SOURCE RECORDS |
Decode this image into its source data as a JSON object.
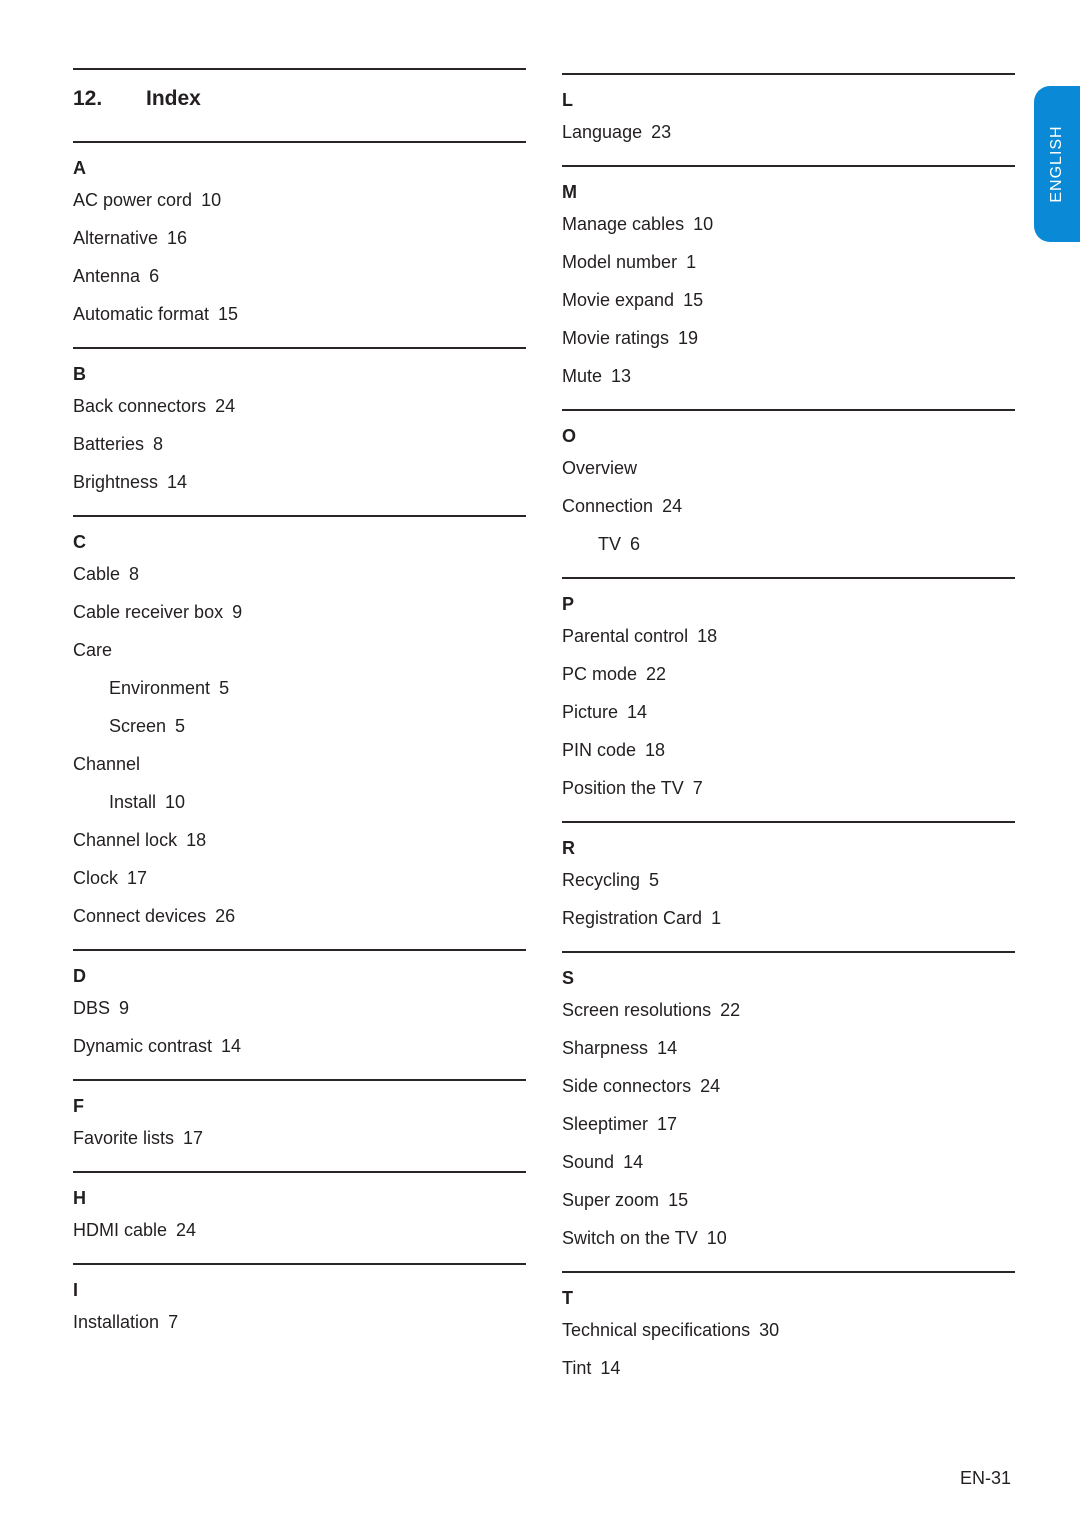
{
  "header": {
    "chapter_number": "12.",
    "chapter_title": "Index"
  },
  "language_tab": "ENGLISH",
  "page_number": "EN-31",
  "left_column": [
    {
      "letter": "A",
      "entries": [
        {
          "term": "AC power cord",
          "page": "10"
        },
        {
          "term": "Alternative",
          "page": "16"
        },
        {
          "term": "Antenna",
          "page": "6"
        },
        {
          "term": "Automatic format",
          "page": "15"
        }
      ]
    },
    {
      "letter": "B",
      "entries": [
        {
          "term": "Back connectors",
          "page": "24"
        },
        {
          "term": "Batteries",
          "page": "8"
        },
        {
          "term": "Brightness",
          "page": "14"
        }
      ]
    },
    {
      "letter": "C",
      "entries": [
        {
          "term": "Cable",
          "page": "8"
        },
        {
          "term": "Cable receiver box",
          "page": "9"
        },
        {
          "term": "Care",
          "page": ""
        },
        {
          "term": "Environment",
          "page": "5",
          "sub": true
        },
        {
          "term": "Screen",
          "page": "5",
          "sub": true
        },
        {
          "term": "Channel",
          "page": ""
        },
        {
          "term": "Install",
          "page": "10",
          "sub": true
        },
        {
          "term": "Channel lock",
          "page": "18"
        },
        {
          "term": "Clock",
          "page": "17"
        },
        {
          "term": "Connect devices",
          "page": "26"
        }
      ]
    },
    {
      "letter": "D",
      "entries": [
        {
          "term": "DBS",
          "page": "9"
        },
        {
          "term": "Dynamic contrast",
          "page": "14"
        }
      ]
    },
    {
      "letter": "F",
      "entries": [
        {
          "term": "Favorite lists",
          "page": "17"
        }
      ]
    },
    {
      "letter": "H",
      "entries": [
        {
          "term": "HDMI cable",
          "page": "24"
        }
      ]
    },
    {
      "letter": "I",
      "entries": [
        {
          "term": "Installation",
          "page": "7"
        }
      ]
    }
  ],
  "right_column": [
    {
      "letter": "L",
      "entries": [
        {
          "term": "Language",
          "page": "23"
        }
      ]
    },
    {
      "letter": "M",
      "entries": [
        {
          "term": "Manage cables",
          "page": "10"
        },
        {
          "term": "Model number",
          "page": "1"
        },
        {
          "term": "Movie expand",
          "page": "15"
        },
        {
          "term": "Movie ratings",
          "page": "19"
        },
        {
          "term": "Mute",
          "page": "13"
        }
      ]
    },
    {
      "letter": "O",
      "entries": [
        {
          "term": "Overview",
          "page": ""
        },
        {
          "term": "Connection",
          "page": "24"
        },
        {
          "term": "TV",
          "page": "6",
          "sub": true
        }
      ]
    },
    {
      "letter": "P",
      "entries": [
        {
          "term": "Parental control",
          "page": "18"
        },
        {
          "term": "PC mode",
          "page": "22"
        },
        {
          "term": "Picture",
          "page": "14"
        },
        {
          "term": "PIN code",
          "page": "18"
        },
        {
          "term": "Position the TV",
          "page": "7"
        }
      ]
    },
    {
      "letter": "R",
      "entries": [
        {
          "term": "Recycling",
          "page": "5"
        },
        {
          "term": "Registration Card",
          "page": "1"
        }
      ]
    },
    {
      "letter": "S",
      "entries": [
        {
          "term": "Screen resolutions",
          "page": "22"
        },
        {
          "term": "Sharpness",
          "page": "14"
        },
        {
          "term": "Side connectors",
          "page": "24"
        },
        {
          "term": "Sleeptimer",
          "page": "17"
        },
        {
          "term": "Sound",
          "page": "14"
        },
        {
          "term": "Super zoom",
          "page": "15"
        },
        {
          "term": "Switch on the TV",
          "page": "10"
        }
      ]
    },
    {
      "letter": "T",
      "entries": [
        {
          "term": "Technical specifications",
          "page": "30"
        },
        {
          "term": "Tint",
          "page": "14"
        }
      ]
    }
  ]
}
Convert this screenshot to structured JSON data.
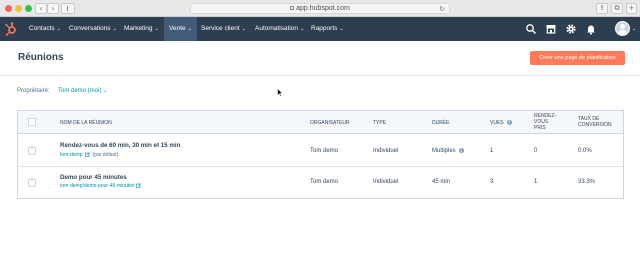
{
  "browser": {
    "url": "app.hubspot.com",
    "nav_back_glyph": "‹",
    "nav_forward_glyph": "›",
    "reload_glyph": "↻",
    "share_glyph": "⇪",
    "tabs_glyph": "⧉",
    "add_tab_glyph": "+"
  },
  "navbar": {
    "background": "#2d3e50",
    "items": [
      {
        "label": "Contacts"
      },
      {
        "label": "Conversations"
      },
      {
        "label": "Marketing"
      },
      {
        "label": "Vente"
      },
      {
        "label": "Service client"
      },
      {
        "label": "Automatisation"
      },
      {
        "label": "Rapports"
      }
    ],
    "active_item": "Vente",
    "caret": "⌄",
    "icons": [
      "search-icon",
      "marketplace-icon",
      "settings-icon",
      "notifications-icon",
      "avatar"
    ]
  },
  "page": {
    "title": "Réunions",
    "cta_label": "Créer une page de planification",
    "accent": "#ff7a59"
  },
  "filter": {
    "owner_label": "Propriétaire:",
    "owner_value": "Tom demo (moi)",
    "caret": "⌄"
  },
  "table": {
    "columns": {
      "name": "NOM DE LA RÉUNION",
      "organizer": "ORGANISATEUR",
      "type": "TYPE",
      "duration": "DURÉE",
      "views": "VUES",
      "booked_l1": "RENDEZ-",
      "booked_l2": "VOUS",
      "booked_l3": "PRIS",
      "conversion_l1": "TAUX DE",
      "conversion_l2": "CONVERSION"
    },
    "info_glyph": "i",
    "rows": [
      {
        "name": "Rendez-vous de 60 min, 30 min et 15 min",
        "link": "tom-demp",
        "tag": "(par défaut)",
        "organizer": "Tom demo",
        "type": "Individuel",
        "duration": "Multiples",
        "views": "1",
        "booked": "0",
        "conversion": "0.0%"
      },
      {
        "name": "Demo pour 45 minutes",
        "link": "tom-demp/demo-pour-45-minutes",
        "tag": "",
        "organizer": "Tom demo",
        "type": "Individuel",
        "duration": "45 min",
        "views": "3",
        "booked": "1",
        "conversion": "33.3%"
      }
    ]
  }
}
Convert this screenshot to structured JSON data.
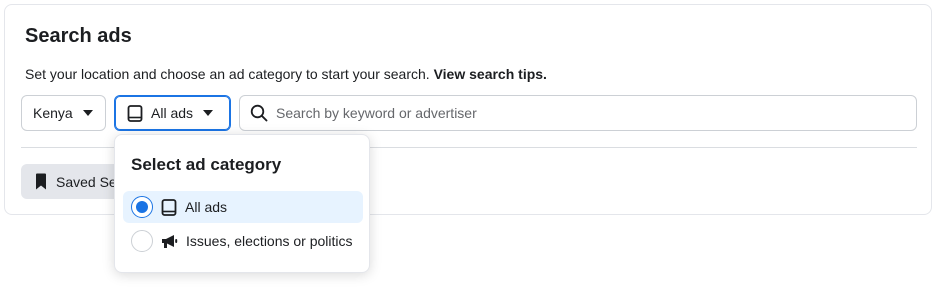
{
  "page": {
    "title": "Search ads",
    "subtitle_text": "Set your location and choose an ad category to start your search. ",
    "subtitle_link": "View search tips."
  },
  "filters": {
    "country": "Kenya",
    "category": "All ads",
    "search_placeholder": "Search by keyword or advertiser"
  },
  "saved_button": {
    "label": "Saved Se"
  },
  "dropdown": {
    "title": "Select ad category",
    "options": [
      {
        "label": "All ads",
        "icon": "tablet-icon",
        "selected": true
      },
      {
        "label": "Issues, elections or politics",
        "icon": "megaphone-icon",
        "selected": false
      }
    ]
  },
  "colors": {
    "accent": "#1b74e4",
    "selected_bg": "#e7f3ff",
    "border": "#ccd0d5"
  }
}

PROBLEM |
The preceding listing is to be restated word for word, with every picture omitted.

TASK SOLUTION |
Decode this image into its source data as a JSON object.
{
  "header": {
    "chapter_number": "12.",
    "chapter_title": "Index"
  },
  "language_tab": "ENGLISH",
  "page_number": "EN-31",
  "left_column": [
    {
      "letter": "A",
      "entries": [
        {
          "term": "AC power cord",
          "page": "10"
        },
        {
          "term": "Alternative",
          "page": "16"
        },
        {
          "term": "Antenna",
          "page": "6"
        },
        {
          "term": "Automatic format",
          "page": "15"
        }
      ]
    },
    {
      "letter": "B",
      "entries": [
        {
          "term": "Back connectors",
          "page": "24"
        },
        {
          "term": "Batteries",
          "page": "8"
        },
        {
          "term": "Brightness",
          "page": "14"
        }
      ]
    },
    {
      "letter": "C",
      "entries": [
        {
          "term": "Cable",
          "page": "8"
        },
        {
          "term": "Cable receiver box",
          "page": "9"
        },
        {
          "term": "Care",
          "page": ""
        },
        {
          "term": "Environment",
          "page": "5",
          "sub": true
        },
        {
          "term": "Screen",
          "page": "5",
          "sub": true
        },
        {
          "term": "Channel",
          "page": ""
        },
        {
          "term": "Install",
          "page": "10",
          "sub": true
        },
        {
          "term": "Channel lock",
          "page": "18"
        },
        {
          "term": "Clock",
          "page": "17"
        },
        {
          "term": "Connect devices",
          "page": "26"
        }
      ]
    },
    {
      "letter": "D",
      "entries": [
        {
          "term": "DBS",
          "page": "9"
        },
        {
          "term": "Dynamic contrast",
          "page": "14"
        }
      ]
    },
    {
      "letter": "F",
      "entries": [
        {
          "term": "Favorite lists",
          "page": "17"
        }
      ]
    },
    {
      "letter": "H",
      "entries": [
        {
          "term": "HDMI cable",
          "page": "24"
        }
      ]
    },
    {
      "letter": "I",
      "entries": [
        {
          "term": "Installation",
          "page": "7"
        }
      ]
    }
  ],
  "right_column": [
    {
      "letter": "L",
      "entries": [
        {
          "term": "Language",
          "page": "23"
        }
      ]
    },
    {
      "letter": "M",
      "entries": [
        {
          "term": "Manage cables",
          "page": "10"
        },
        {
          "term": "Model number",
          "page": "1"
        },
        {
          "term": "Movie expand",
          "page": "15"
        },
        {
          "term": "Movie ratings",
          "page": "19"
        },
        {
          "term": "Mute",
          "page": "13"
        }
      ]
    },
    {
      "letter": "O",
      "entries": [
        {
          "term": "Overview",
          "page": ""
        },
        {
          "term": "Connection",
          "page": "24"
        },
        {
          "term": "TV",
          "page": "6",
          "sub": true
        }
      ]
    },
    {
      "letter": "P",
      "entries": [
        {
          "term": "Parental control",
          "page": "18"
        },
        {
          "term": "PC mode",
          "page": "22"
        },
        {
          "term": "Picture",
          "page": "14"
        },
        {
          "term": "PIN code",
          "page": "18"
        },
        {
          "term": "Position the TV",
          "page": "7"
        }
      ]
    },
    {
      "letter": "R",
      "entries": [
        {
          "term": "Recycling",
          "page": "5"
        },
        {
          "term": "Registration Card",
          "page": "1"
        }
      ]
    },
    {
      "letter": "S",
      "entries": [
        {
          "term": "Screen resolutions",
          "page": "22"
        },
        {
          "term": "Sharpness",
          "page": "14"
        },
        {
          "term": "Side connectors",
          "page": "24"
        },
        {
          "term": "Sleeptimer",
          "page": "17"
        },
        {
          "term": "Sound",
          "page": "14"
        },
        {
          "term": "Super zoom",
          "page": "15"
        },
        {
          "term": "Switch on the TV",
          "page": "10"
        }
      ]
    },
    {
      "letter": "T",
      "entries": [
        {
          "term": "Technical specifications",
          "page": "30"
        },
        {
          "term": "Tint",
          "page": "14"
        }
      ]
    }
  ]
}
Convert this screenshot to structured JSON data.
{
  "browser": {
    "url": "app.hubspot.com",
    "nav_back_glyph": "‹",
    "nav_forward_glyph": "›",
    "reload_glyph": "↻",
    "share_glyph": "⇪",
    "tabs_glyph": "⧉",
    "add_tab_glyph": "+"
  },
  "navbar": {
    "background": "#2d3e50",
    "items": [
      {
        "label": "Contacts"
      },
      {
        "label": "Conversations"
      },
      {
        "label": "Marketing"
      },
      {
        "label": "Vente"
      },
      {
        "label": "Service client"
      },
      {
        "label": "Automatisation"
      },
      {
        "label": "Rapports"
      }
    ],
    "active_item": "Vente",
    "caret": "⌄",
    "icons": [
      "search-icon",
      "marketplace-icon",
      "settings-icon",
      "notifications-icon",
      "avatar"
    ]
  },
  "page": {
    "title": "Réunions",
    "cta_label": "Créer une page de planification",
    "accent": "#ff7a59"
  },
  "filter": {
    "owner_label": "Propriétaire:",
    "owner_value": "Tom demo (moi)",
    "caret": "⌄"
  },
  "table": {
    "columns": {
      "name": "NOM DE LA RÉUNION",
      "organizer": "ORGANISATEUR",
      "type": "TYPE",
      "duration": "DURÉE",
      "views": "VUES",
      "booked_l1": "RENDEZ-",
      "booked_l2": "VOUS",
      "booked_l3": "PRIS",
      "conversion_l1": "TAUX DE",
      "conversion_l2": "CONVERSION"
    },
    "info_glyph": "i",
    "rows": [
      {
        "name": "Rendez-vous de 60 min, 30 min et 15 min",
        "link": "tom-demp",
        "tag": "(par défaut)",
        "organizer": "Tom demo",
        "type": "Individuel",
        "duration": "Multiples",
        "views": "1",
        "booked": "0",
        "conversion": "0.0%"
      },
      {
        "name": "Demo pour 45 minutes",
        "link": "tom-demp/demo-pour-45-minutes",
        "tag": "",
        "organizer": "Tom demo",
        "type": "Individuel",
        "duration": "45 min",
        "views": "3",
        "booked": "1",
        "conversion": "33.3%"
      }
    ]
  }
}
Convert this screenshot to structured JSON data.
{
  "page": {
    "title": "Search ads",
    "subtitle_text": "Set your location and choose an ad category to start your search. ",
    "subtitle_link": "View search tips."
  },
  "filters": {
    "country": "Kenya",
    "category": "All ads",
    "search_placeholder": "Search by keyword or advertiser"
  },
  "saved_button": {
    "label": "Saved Se"
  },
  "dropdown": {
    "title": "Select ad category",
    "options": [
      {
        "label": "All ads",
        "icon": "tablet-icon",
        "selected": true
      },
      {
        "label": "Issues, elections or politics",
        "icon": "megaphone-icon",
        "selected": false
      }
    ]
  },
  "colors": {
    "accent": "#1b74e4",
    "selected_bg": "#e7f3ff",
    "border": "#ccd0d5"
  }
}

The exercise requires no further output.